Explain what type of animals each class represents.
Explain how each type of class of animal contributes to biodiversity on Earth.
- arthropoda, crustacea, chordata, platyhelminthes, mollusca, amphibia, aves, mammalia, reptilia
Arthropoda ("jointed foot") are the most diverse of all the animal phyla. They include animals such as crustaceans (crabs, lobster), insects (ants), and spiders. All are typified by having segmented legs, jointed bodies, and exoskeletons composed of the carbohydrate chitin. Arthropods have occupied a variety of levels of the food chain throughout the history of the earth; some of the earliest predators included arthropods, and arthropods were almost certainly the first animals to colonize land.
Crustaceans are a subdivision of arthropods. Most live in the ocean, and include animals such as shrimp and crabs. Particularly small shrimp, called krill, have enormous populations throughout the world and are a primary food source for a variety of other animals including whales.
Chordata are a separate phyla; they include vertebrates, such as ourselves. Chordata are unique in that they possess a variety of structures that favor internal support over external support such as exoskeletons; this eliminates the vulnerability incurred by moulting. Chordata are a relatively minor part of the overall biodiversity of the earth when considered in terms of variety of species, but are among the largest, most complex, and most relevant to our own sense of biodiversity.

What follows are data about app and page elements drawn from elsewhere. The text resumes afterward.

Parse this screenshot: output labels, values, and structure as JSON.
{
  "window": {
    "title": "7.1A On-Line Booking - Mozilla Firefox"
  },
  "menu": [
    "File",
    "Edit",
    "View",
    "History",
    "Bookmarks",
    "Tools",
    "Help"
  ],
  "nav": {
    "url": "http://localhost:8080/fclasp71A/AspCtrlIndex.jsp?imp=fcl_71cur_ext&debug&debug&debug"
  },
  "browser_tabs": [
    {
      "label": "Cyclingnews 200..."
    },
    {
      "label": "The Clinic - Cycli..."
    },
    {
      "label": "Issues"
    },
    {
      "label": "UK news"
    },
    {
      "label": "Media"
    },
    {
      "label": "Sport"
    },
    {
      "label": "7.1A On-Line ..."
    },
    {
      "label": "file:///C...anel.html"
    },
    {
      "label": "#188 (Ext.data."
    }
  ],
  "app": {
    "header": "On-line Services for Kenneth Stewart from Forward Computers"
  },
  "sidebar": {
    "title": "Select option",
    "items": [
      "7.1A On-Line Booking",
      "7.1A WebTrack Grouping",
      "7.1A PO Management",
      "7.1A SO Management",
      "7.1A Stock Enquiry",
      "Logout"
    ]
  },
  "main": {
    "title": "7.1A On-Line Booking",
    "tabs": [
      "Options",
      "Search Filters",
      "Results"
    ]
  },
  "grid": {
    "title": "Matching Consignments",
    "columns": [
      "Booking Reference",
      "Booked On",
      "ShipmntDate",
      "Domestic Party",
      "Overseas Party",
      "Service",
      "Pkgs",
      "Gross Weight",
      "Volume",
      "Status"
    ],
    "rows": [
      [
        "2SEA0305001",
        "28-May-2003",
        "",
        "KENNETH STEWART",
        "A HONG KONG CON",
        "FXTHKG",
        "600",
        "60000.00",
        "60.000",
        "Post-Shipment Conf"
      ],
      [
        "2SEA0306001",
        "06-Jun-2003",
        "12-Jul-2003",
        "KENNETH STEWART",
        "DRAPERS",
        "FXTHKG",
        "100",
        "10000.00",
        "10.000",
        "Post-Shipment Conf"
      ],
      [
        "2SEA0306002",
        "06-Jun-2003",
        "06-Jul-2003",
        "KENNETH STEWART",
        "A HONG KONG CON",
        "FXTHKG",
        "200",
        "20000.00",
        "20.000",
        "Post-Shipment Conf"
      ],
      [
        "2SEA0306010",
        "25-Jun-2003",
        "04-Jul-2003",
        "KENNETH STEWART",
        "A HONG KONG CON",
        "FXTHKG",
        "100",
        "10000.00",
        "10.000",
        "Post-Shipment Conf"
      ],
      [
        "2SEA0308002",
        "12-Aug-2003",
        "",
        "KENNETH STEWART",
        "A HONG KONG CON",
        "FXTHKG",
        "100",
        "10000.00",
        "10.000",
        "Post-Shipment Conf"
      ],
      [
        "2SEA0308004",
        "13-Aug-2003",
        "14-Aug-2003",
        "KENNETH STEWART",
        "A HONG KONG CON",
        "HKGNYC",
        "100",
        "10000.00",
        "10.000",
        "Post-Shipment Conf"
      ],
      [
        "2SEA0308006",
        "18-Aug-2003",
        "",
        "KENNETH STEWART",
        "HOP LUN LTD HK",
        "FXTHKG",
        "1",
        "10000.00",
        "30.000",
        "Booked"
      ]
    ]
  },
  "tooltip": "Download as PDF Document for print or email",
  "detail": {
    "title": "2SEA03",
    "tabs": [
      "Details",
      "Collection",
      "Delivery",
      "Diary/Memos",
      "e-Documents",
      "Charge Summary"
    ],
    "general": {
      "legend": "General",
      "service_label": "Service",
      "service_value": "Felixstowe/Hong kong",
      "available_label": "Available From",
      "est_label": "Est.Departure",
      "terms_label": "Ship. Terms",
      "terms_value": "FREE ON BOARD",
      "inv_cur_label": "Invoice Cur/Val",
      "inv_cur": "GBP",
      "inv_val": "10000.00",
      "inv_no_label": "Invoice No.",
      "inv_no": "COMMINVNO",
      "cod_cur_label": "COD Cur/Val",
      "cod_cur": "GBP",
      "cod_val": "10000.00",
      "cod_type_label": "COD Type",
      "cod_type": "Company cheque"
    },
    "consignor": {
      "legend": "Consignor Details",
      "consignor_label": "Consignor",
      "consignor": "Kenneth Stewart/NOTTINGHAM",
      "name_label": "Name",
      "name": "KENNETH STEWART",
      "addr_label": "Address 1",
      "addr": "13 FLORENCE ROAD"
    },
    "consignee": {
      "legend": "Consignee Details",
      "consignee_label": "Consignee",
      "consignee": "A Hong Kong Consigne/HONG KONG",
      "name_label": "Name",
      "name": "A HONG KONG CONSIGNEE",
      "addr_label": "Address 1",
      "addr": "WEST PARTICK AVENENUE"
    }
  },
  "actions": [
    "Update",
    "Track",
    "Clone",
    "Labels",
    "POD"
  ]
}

Platyhelminthes are commonly called flatworms. This phyla includes a wide arrangement of relatively similar worm-like creatures who are predominately parasitic. Their significance to the food chain is largely restricted to the species that they directly interact with. Their importance to humans is largely concerned with their parasitic behaviors.
Molluscs are sometimes confused with crustaceans, but are actually an entirely separate phyla from the arthropods. Molluscs are characterized by a shell, though this is sometimes greatly reduced, and a variety of unique internal and external structures such as tentacles and a spiked tongue-like structure called a radula. They also have a significantly more developed nervous system. Molluscs include octopi, squid, and snails. They are the most diverse marine group, and snails are significant on land as both pests and food sources.
Amphibia, Aves, Mammalia and Reptilia are all part of the Vertebrate subphylum, and are closely related. Amphibians preceded amniotes, which diverged into mammals and reptiles, with birds evolving from reptiles. The group Reptilia is not considered a useful or "modern" grouping because it cannot resolve certain problems of relationships between ancestral reptiles and birds; it is commonly replaced by the groups Diapsid and Anapsid, or Sauropsida. Amphibia are relatively low in diversity, but are important to biodiversity for their sensitivity to environmental conditions, which can serve as a sort of marker for ecological health. Birds and reptiles have been very successful and, with mammals, include the largest animals ever to live. Mammals currently include the largest living animals and many of the most intelligent, including humans.